Compare any two graphics cards:
GeForce 8600 GTS vs Radeon HD 5570
IntroThe GeForce 8600 GTS comes with a clock speed of 675 MHz and a GDDR3 memory frequency of 1000 MHz. It also makes use of a 128-bit memory bus, and makes use of a 80 nm design. It is made up of 32 SPUs, 16 TAUs, and 8 ROPs.
Compare that to the Radeon HD 5570, which has GPU clock speed of 650 MHz, and 512 MB of DDR3 memory running at 900 MHz through a 128-bit bus. It also is comprised of 400(80x5) Stream Processors, 20 Texture Address Units, and 8 Raster Operation Units.
(No game benchmarks for this combination yet.)
Power Usage and Theoretical Benchmarks
Power Consumption (Max TDP)

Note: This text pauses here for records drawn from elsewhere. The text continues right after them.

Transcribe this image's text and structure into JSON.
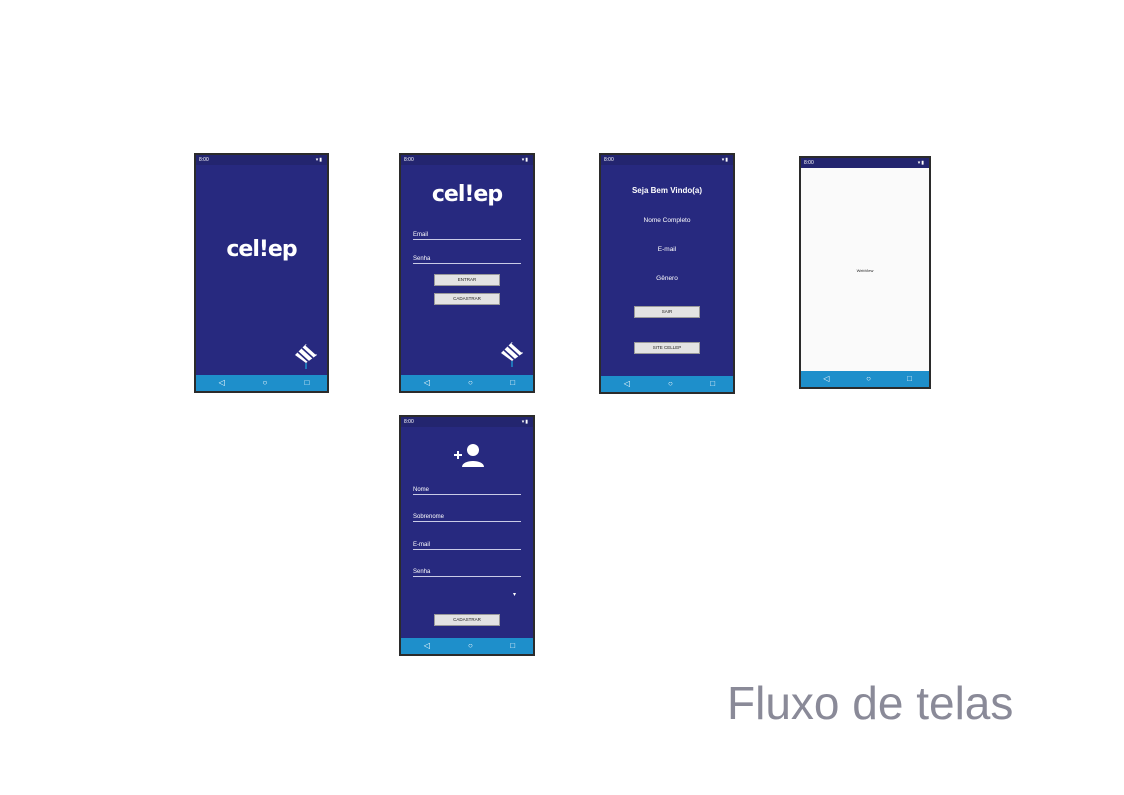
{
  "status_bar": {
    "time": "8:00",
    "icons": "▾▮"
  },
  "nav": {
    "back": "◁",
    "home": "○",
    "recent": "□"
  },
  "splash": {
    "logo": "cel!ep"
  },
  "login": {
    "logo": "cel!ep",
    "email_label": "Email",
    "password_label": "Senha",
    "enter_button": "ENTRAR",
    "register_button": "CADASTRAR"
  },
  "welcome": {
    "title": "Seja Bem Vindo(a)",
    "name_label": "Nome Completo",
    "email_label": "E-mail",
    "gender_label": "Gênero",
    "exit_button": "SAIR",
    "site_button": "SITE CELLEP"
  },
  "webview": {
    "label": "WebView"
  },
  "register": {
    "name_label": "Nome",
    "surname_label": "Sobrenome",
    "email_label": "E-mail",
    "password_label": "Senha",
    "dropdown_arrow": "▾",
    "register_button": "CADASTRAR"
  },
  "caption": "Fluxo de telas",
  "colors": {
    "phone_bg": "#27297f",
    "nav_bar": "#1e8fcb",
    "button_bg": "#e3e3e3",
    "caption": "#8a8a98"
  }
}
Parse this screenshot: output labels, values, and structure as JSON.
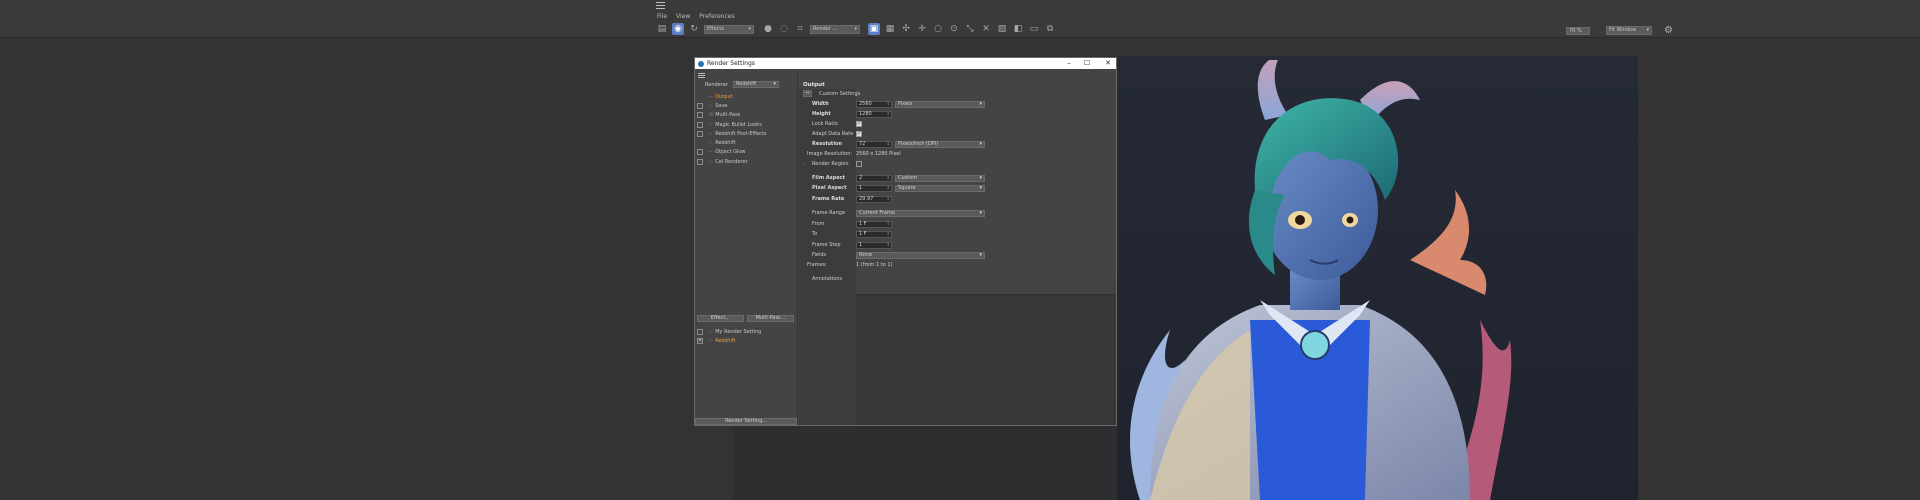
{
  "app": {
    "menus": [
      "File",
      "View",
      "Preferences"
    ],
    "toolbar": {
      "effects_drop": "Effects",
      "render_drop": "Render ...",
      "zoom": "70 %",
      "fit": "Fit Window"
    }
  },
  "dialog": {
    "title": "Render Settings",
    "renderer_label": "Renderer",
    "renderer_value": "Redshift",
    "tree": [
      {
        "label": "Output",
        "checkbox": false,
        "selected": true
      },
      {
        "label": "Save",
        "checkbox": true
      },
      {
        "label": "Multi-Pass",
        "checkbox": true,
        "expand": true
      },
      {
        "label": "Magic Bullet Looks",
        "checkbox": true
      },
      {
        "label": "Redshift Post-Effects",
        "checkbox": true
      },
      {
        "label": "Redshift",
        "checkbox": false
      },
      {
        "label": "Object Glow",
        "checkbox": true
      },
      {
        "label": "Cel Renderer",
        "checkbox": true
      }
    ],
    "effect_button": "Effect...",
    "multipass_button": "Multi-Pass...",
    "settings_list": [
      {
        "label": "My Render Setting",
        "checked": false
      },
      {
        "label": "Redshift",
        "checked": true,
        "selected": true
      }
    ],
    "render_setting_button": "Render Setting...",
    "output": {
      "heading": "Output",
      "custom_settings": "Custom Settings",
      "width_label": "Width",
      "width_value": "2560",
      "width_unit": "Pixels",
      "height_label": "Height",
      "height_value": "1280",
      "lock_ratio_label": "Lock Ratio",
      "adapt_label": "Adapt Data Rate",
      "resolution_label": "Resolution",
      "resolution_value": "72",
      "resolution_unit": "Pixels/Inch (DPI)",
      "image_res_label": "Image Resolution:",
      "image_res_value": "2560 x 1280 Pixel",
      "render_region_label": "Render Region",
      "film_aspect_label": "Film Aspect",
      "film_aspect_value": "2",
      "film_aspect_drop": "Custom",
      "pixel_aspect_label": "Pixel Aspect",
      "pixel_aspect_value": "1",
      "pixel_aspect_drop": "Square",
      "frame_rate_label": "Frame Rate",
      "frame_rate_value": "29.97",
      "frame_range_label": "Frame Range",
      "frame_range_drop": "Current Frame",
      "from_label": "From",
      "from_value": "1 F",
      "to_label": "To",
      "to_value": "1 F",
      "frame_step_label": "Frame Step",
      "frame_step_value": "1",
      "fields_label": "Fields",
      "fields_drop": "None",
      "frames_label": "Frames:",
      "frames_value": "1 (from 1 to 1)",
      "annotations_label": "Annotations"
    }
  },
  "colors": {
    "accent": "#5f7fc4",
    "selected_text": "#f0a040"
  }
}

Performance-wise, the GeForce 8600 GTS should in theory be a small bit superior to the Radeon HD 5570 in general. (explain)
Texel RateThe Radeon HD 5570 will be a small bit (about 20%) better at AF than the GeForce 8600 GTS. (explain)
Pixel RateThe GeForce 8600 GTS will be a small bit (more or less 4%) better at anti-aliasing than the Radeon HD 5570, and also able to handle higher screen resolutions more effectively. (explain)
Please note that the above 'benchmarks' are all just theoretical - the results were calculated based on the card's specifications, and real-world performance may (and probably will) vary at least a bit.
Please note that the price comparisons are based on search keywords - sometimes it might show cards with very similar names that are not exactly the same as the one chosen in the comparison. We do try to filter out the wrong results as best we can, though.
Memory Bandwidth: Memory bandwidth is the maximum amount of data (measured in MB per second) that can be moved over the external memory interface in one second. It's calculated by multiplying the bus width by the speed of its memory. If it uses DDR type memory, it should be multiplied by 2 once again. If it uses DDR5, multiply by 4 instead. The better the memory bandwidth, the better the card will be in general. It especially helps with AA, High Dynamic Range and higher screen resolutions.
Texel Rate: Texel rate is the maximum amount of texture map elements (texels) that are processed per second. This figure is calculated by multiplying the total amount of texture units by the core clock speed of the chip. The higher the texel rate, the better the graphics card will be at handling texture filtering (anisotropic filtering - AF). It is measured in millions of texels per second.
Pixel Rate: Pixel rate is the maximum amount of pixels the video card could possibly write to its local memory per second - measured in millions of pixels per second. The figure is worked out by multiplying the number of Render Output Units by the the core speed of the card. ROPs (Raster Operations Pipelines - aka Render Output Units) are responsible for drawing the pixels (image) on the screen. The actual pixel output rate is also dependant on many other factors, most notably the memory bandwidth - the lower the bandwidth is, the lower the potential to reach the maximum fill rate.